> **Exercise instructions**: Pull every line with "Solid" from the material.

> **Task input**:
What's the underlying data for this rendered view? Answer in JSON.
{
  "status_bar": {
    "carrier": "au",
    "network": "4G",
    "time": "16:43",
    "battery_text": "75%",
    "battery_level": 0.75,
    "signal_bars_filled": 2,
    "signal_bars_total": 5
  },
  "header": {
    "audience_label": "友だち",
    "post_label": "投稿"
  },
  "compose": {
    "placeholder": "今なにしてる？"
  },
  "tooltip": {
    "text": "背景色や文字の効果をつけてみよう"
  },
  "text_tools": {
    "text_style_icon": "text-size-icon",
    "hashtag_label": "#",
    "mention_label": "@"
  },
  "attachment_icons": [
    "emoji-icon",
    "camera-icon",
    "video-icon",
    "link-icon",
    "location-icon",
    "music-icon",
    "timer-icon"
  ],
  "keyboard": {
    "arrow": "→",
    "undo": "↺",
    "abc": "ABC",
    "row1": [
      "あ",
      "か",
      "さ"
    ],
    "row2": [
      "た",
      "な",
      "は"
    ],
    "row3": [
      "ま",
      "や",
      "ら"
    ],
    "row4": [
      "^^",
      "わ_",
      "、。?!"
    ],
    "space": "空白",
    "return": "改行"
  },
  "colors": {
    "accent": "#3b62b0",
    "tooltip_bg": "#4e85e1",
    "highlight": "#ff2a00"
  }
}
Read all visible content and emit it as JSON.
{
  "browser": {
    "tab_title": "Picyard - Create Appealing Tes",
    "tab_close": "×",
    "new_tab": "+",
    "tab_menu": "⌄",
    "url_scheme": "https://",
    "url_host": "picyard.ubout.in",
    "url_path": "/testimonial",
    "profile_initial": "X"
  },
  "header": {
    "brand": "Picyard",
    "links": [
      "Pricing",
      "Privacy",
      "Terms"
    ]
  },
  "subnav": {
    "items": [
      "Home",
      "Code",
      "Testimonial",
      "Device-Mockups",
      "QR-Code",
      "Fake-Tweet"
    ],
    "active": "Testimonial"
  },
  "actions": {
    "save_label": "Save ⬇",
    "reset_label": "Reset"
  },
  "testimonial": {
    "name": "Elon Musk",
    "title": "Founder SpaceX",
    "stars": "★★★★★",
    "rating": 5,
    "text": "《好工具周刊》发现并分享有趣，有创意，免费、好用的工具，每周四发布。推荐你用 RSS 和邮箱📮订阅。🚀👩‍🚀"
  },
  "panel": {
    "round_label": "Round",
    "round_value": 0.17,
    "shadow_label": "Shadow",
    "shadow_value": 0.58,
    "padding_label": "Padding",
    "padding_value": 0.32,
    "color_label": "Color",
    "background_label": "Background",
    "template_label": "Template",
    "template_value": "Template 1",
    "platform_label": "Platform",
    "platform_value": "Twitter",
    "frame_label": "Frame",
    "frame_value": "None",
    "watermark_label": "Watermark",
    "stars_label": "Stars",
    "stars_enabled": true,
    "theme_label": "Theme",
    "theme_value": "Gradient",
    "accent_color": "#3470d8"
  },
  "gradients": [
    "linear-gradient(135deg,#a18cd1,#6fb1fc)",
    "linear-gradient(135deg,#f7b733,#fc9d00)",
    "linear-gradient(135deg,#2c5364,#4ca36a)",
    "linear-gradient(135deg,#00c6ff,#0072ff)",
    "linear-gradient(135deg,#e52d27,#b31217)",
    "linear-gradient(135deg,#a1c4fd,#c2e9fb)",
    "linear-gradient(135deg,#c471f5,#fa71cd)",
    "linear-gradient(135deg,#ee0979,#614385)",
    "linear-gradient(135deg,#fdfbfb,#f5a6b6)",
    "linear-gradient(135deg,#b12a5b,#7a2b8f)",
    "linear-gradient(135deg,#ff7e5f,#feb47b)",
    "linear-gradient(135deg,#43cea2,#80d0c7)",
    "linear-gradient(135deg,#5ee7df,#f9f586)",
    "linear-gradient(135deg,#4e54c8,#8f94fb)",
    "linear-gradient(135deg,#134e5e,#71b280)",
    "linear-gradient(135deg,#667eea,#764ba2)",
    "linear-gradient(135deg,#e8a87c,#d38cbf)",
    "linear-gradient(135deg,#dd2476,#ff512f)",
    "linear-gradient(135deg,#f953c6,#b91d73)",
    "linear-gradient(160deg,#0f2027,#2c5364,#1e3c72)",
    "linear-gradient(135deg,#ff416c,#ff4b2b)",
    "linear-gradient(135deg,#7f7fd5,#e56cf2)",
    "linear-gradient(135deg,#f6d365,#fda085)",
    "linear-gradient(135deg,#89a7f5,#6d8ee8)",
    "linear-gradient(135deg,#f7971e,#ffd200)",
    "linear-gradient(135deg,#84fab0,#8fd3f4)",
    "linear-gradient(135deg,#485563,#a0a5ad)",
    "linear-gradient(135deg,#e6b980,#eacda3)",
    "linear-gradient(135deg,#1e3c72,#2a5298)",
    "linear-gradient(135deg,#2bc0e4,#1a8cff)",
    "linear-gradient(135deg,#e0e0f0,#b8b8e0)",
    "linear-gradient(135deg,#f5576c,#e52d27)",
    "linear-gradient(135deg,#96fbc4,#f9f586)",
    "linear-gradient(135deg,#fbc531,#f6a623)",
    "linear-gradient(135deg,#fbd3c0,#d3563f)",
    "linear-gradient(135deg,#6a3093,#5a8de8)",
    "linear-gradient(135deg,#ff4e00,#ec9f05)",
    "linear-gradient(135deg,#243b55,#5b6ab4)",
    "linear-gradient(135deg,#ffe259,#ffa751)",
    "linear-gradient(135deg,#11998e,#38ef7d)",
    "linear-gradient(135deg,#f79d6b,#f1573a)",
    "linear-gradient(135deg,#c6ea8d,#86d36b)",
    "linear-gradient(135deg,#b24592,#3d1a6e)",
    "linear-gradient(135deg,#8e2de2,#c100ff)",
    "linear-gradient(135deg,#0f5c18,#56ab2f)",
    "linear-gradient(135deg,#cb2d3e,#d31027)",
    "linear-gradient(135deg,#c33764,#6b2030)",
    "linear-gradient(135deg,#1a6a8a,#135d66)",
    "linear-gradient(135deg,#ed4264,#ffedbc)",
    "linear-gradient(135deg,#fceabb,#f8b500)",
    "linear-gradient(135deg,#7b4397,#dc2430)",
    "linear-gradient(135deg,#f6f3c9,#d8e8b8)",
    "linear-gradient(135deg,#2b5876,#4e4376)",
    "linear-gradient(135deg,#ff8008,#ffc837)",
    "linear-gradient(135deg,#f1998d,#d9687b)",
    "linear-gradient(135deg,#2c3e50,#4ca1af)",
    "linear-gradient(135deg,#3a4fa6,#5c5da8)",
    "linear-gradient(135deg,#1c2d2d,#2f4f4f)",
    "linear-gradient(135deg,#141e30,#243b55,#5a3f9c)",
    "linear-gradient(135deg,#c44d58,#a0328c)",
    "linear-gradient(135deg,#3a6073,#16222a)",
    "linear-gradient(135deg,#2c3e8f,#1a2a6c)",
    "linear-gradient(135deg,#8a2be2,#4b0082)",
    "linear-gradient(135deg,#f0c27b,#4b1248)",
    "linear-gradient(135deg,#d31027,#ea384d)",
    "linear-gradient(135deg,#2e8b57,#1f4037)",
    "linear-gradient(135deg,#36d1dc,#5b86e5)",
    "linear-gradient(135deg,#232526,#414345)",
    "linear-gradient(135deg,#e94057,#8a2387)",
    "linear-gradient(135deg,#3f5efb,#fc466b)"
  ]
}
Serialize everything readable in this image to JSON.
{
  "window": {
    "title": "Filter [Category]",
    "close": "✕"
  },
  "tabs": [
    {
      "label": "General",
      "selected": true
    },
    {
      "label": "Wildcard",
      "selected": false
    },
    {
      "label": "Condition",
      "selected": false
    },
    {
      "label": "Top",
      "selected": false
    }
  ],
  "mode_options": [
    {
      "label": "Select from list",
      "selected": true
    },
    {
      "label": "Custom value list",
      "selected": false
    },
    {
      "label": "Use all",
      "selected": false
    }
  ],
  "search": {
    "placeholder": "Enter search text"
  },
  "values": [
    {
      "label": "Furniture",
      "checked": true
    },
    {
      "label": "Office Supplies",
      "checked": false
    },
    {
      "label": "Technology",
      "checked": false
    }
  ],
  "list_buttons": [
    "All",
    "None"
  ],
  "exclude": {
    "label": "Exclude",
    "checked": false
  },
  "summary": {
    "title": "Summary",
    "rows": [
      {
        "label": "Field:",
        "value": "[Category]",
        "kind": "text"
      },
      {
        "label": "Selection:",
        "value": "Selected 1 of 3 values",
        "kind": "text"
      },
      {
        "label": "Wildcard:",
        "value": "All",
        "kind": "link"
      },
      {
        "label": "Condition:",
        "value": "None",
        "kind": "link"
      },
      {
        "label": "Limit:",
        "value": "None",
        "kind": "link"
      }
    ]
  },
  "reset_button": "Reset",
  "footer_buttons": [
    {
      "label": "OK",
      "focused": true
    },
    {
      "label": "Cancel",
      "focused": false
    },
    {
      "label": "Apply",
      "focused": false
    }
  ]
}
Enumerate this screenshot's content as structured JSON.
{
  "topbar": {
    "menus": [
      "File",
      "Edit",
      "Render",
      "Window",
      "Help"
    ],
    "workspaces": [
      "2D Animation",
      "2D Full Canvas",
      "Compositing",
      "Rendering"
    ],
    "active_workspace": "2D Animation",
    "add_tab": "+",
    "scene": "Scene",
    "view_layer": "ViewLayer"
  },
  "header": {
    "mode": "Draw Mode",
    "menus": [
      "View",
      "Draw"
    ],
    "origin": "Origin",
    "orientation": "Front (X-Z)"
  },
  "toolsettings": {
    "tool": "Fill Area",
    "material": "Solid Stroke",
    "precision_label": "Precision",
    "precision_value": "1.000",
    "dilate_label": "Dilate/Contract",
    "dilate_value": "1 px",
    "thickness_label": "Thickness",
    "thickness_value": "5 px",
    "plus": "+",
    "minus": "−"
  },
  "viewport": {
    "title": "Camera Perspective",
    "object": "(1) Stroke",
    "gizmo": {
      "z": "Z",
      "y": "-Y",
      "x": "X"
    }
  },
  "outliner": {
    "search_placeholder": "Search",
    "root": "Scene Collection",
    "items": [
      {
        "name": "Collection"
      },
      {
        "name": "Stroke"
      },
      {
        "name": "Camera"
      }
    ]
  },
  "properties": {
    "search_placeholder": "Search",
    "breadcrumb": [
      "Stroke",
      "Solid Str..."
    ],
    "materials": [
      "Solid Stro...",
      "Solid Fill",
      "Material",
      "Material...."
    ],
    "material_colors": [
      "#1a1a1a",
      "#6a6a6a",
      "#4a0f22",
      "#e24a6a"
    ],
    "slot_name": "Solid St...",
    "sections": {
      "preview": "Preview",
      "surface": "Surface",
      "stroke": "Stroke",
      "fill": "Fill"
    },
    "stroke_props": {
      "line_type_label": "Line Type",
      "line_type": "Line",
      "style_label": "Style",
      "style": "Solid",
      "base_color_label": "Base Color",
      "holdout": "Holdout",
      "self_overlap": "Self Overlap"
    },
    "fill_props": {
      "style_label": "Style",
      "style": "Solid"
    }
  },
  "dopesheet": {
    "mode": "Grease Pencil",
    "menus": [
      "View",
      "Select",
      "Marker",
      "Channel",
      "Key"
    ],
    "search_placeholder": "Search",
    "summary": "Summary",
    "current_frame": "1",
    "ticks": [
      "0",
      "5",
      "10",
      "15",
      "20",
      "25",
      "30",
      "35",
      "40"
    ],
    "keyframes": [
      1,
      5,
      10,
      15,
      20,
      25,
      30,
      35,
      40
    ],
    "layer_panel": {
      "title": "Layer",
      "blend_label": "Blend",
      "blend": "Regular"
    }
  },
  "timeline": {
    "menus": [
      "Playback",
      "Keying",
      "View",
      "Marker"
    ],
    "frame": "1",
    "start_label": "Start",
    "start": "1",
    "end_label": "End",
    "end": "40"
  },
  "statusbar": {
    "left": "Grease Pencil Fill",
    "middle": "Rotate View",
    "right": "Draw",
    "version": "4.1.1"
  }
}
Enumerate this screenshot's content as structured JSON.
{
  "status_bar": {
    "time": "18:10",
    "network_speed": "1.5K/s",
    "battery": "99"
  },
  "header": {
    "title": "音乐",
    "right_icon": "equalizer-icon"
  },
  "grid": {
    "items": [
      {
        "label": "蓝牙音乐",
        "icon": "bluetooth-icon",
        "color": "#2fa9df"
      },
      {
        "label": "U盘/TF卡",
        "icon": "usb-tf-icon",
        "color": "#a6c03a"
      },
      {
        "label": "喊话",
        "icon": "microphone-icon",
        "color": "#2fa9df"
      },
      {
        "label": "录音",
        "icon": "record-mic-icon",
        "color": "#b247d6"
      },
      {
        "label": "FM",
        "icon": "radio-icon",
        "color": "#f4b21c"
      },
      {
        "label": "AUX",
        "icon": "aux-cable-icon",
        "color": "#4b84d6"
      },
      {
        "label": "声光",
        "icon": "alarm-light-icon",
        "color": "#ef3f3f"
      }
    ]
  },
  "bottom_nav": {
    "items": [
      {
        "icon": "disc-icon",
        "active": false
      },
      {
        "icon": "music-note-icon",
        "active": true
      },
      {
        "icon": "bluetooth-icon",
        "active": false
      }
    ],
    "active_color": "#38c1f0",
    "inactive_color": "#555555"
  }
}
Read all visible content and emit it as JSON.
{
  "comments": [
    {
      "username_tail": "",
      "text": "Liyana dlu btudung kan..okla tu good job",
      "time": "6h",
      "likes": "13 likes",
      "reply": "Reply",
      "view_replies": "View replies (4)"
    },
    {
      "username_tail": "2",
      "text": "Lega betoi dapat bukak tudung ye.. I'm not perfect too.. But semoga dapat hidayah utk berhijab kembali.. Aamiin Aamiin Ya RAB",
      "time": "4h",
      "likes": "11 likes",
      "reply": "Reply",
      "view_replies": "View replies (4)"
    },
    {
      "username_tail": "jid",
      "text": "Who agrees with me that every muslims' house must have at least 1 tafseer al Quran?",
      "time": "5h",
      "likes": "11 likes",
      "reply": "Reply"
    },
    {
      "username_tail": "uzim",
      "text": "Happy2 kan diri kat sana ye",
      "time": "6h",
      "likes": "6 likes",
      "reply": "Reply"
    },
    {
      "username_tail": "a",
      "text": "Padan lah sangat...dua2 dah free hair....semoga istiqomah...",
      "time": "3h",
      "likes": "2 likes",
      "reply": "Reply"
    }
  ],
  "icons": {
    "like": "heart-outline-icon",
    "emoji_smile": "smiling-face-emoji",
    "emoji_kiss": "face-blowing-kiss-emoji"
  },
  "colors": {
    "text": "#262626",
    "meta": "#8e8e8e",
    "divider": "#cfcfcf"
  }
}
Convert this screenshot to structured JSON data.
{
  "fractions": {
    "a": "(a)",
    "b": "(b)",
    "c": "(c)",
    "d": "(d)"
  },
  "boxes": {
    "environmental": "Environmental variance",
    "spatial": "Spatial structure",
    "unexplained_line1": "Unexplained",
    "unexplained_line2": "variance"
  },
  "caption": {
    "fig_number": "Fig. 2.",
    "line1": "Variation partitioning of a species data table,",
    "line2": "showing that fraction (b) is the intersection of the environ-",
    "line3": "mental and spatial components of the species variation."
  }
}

> **Task solution**:
    "material": "Solid Stroke",
      "Solid Str..."
      "Solid Stro...",
      "Solid Fill",
    "slot_name": "Solid St...",
      "style": "Solid",
      "style": "Solid"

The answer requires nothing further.